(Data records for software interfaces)
★ ★ ★
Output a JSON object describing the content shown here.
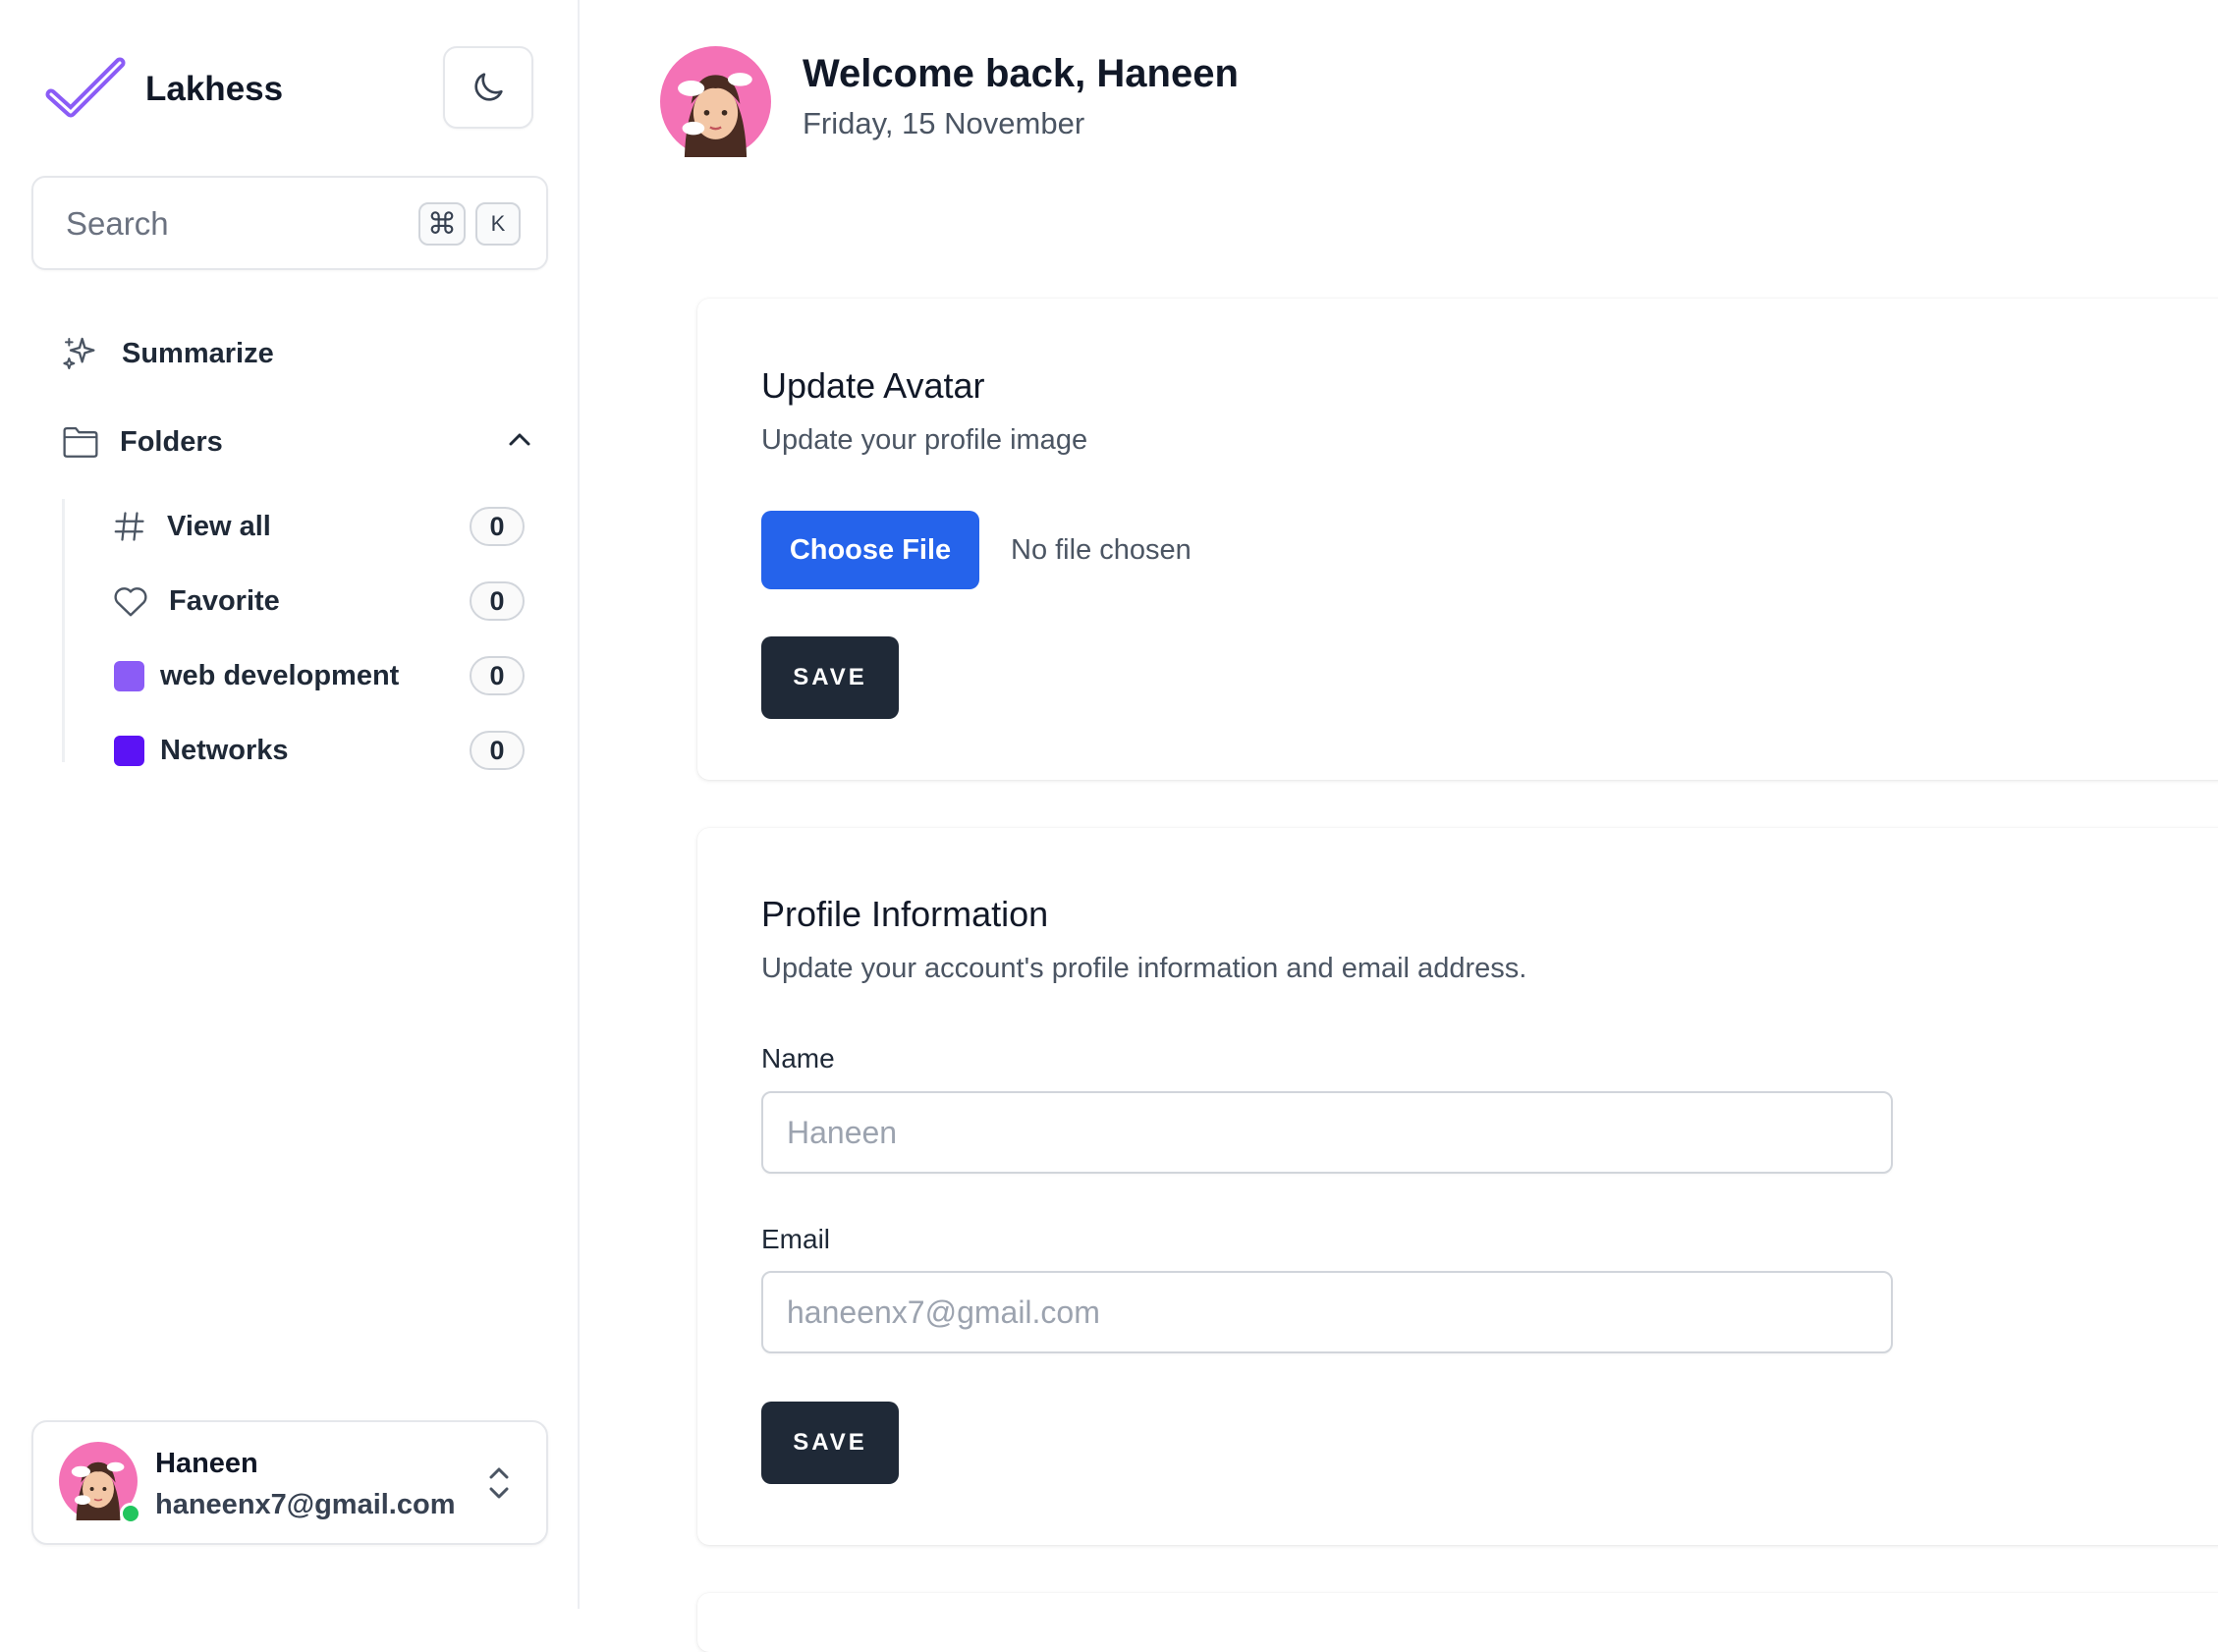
{
  "sidebar": {
    "app_name": "Lakhess",
    "search": {
      "placeholder": "Search",
      "shortcut_modifier": "⌘",
      "shortcut_key": "K"
    },
    "summarize_label": "Summarize",
    "folders_label": "Folders",
    "folders_expanded": true,
    "folder_items": [
      {
        "label": "View all",
        "count": "0",
        "icon": "hash-icon"
      },
      {
        "label": "Favorite",
        "count": "0",
        "icon": "heart-icon"
      },
      {
        "label": "web development",
        "count": "0",
        "color": "#8b5cf6"
      },
      {
        "label": "Networks",
        "count": "0",
        "color": "#5b12f5"
      }
    ],
    "user": {
      "name": "Haneen",
      "email": "haneenx7@gmail.com",
      "online": true
    }
  },
  "header": {
    "welcome": "Welcome back, Haneen",
    "date": "Friday, 15 November"
  },
  "avatar_section": {
    "title": "Update Avatar",
    "description": "Update your profile image",
    "choose_file_label": "Choose File",
    "file_status": "No file chosen",
    "save_label": "SAVE"
  },
  "profile_section": {
    "title": "Profile Information",
    "description": "Update your account's profile information and email address.",
    "name_label": "Name",
    "name_placeholder": "Haneen",
    "email_label": "Email",
    "email_placeholder": "haneenx7@gmail.com",
    "save_label": "SAVE"
  },
  "colors": {
    "brand": "#8b5cf6",
    "primary_button": "#2563eb",
    "dark_button": "#1f2937",
    "online": "#22c55e"
  }
}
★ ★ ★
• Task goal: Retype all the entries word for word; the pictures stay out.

• Solution:
Output a JSON object describing the content shown here.
{
  "sidebar": {
    "app_name": "Lakhess",
    "search": {
      "placeholder": "Search",
      "shortcut_modifier": "⌘",
      "shortcut_key": "K"
    },
    "summarize_label": "Summarize",
    "folders_label": "Folders",
    "folders_expanded": true,
    "folder_items": [
      {
        "label": "View all",
        "count": "0",
        "icon": "hash-icon"
      },
      {
        "label": "Favorite",
        "count": "0",
        "icon": "heart-icon"
      },
      {
        "label": "web development",
        "count": "0",
        "color": "#8b5cf6"
      },
      {
        "label": "Networks",
        "count": "0",
        "color": "#5b12f5"
      }
    ],
    "user": {
      "name": "Haneen",
      "email": "haneenx7@gmail.com",
      "online": true
    }
  },
  "header": {
    "welcome": "Welcome back, Haneen",
    "date": "Friday, 15 November"
  },
  "avatar_section": {
    "title": "Update Avatar",
    "description": "Update your profile image",
    "choose_file_label": "Choose File",
    "file_status": "No file chosen",
    "save_label": "SAVE"
  },
  "profile_section": {
    "title": "Profile Information",
    "description": "Update your account's profile information and email address.",
    "name_label": "Name",
    "name_placeholder": "Haneen",
    "email_label": "Email",
    "email_placeholder": "haneenx7@gmail.com",
    "save_label": "SAVE"
  },
  "colors": {
    "brand": "#8b5cf6",
    "primary_button": "#2563eb",
    "dark_button": "#1f2937",
    "online": "#22c55e"
  }
}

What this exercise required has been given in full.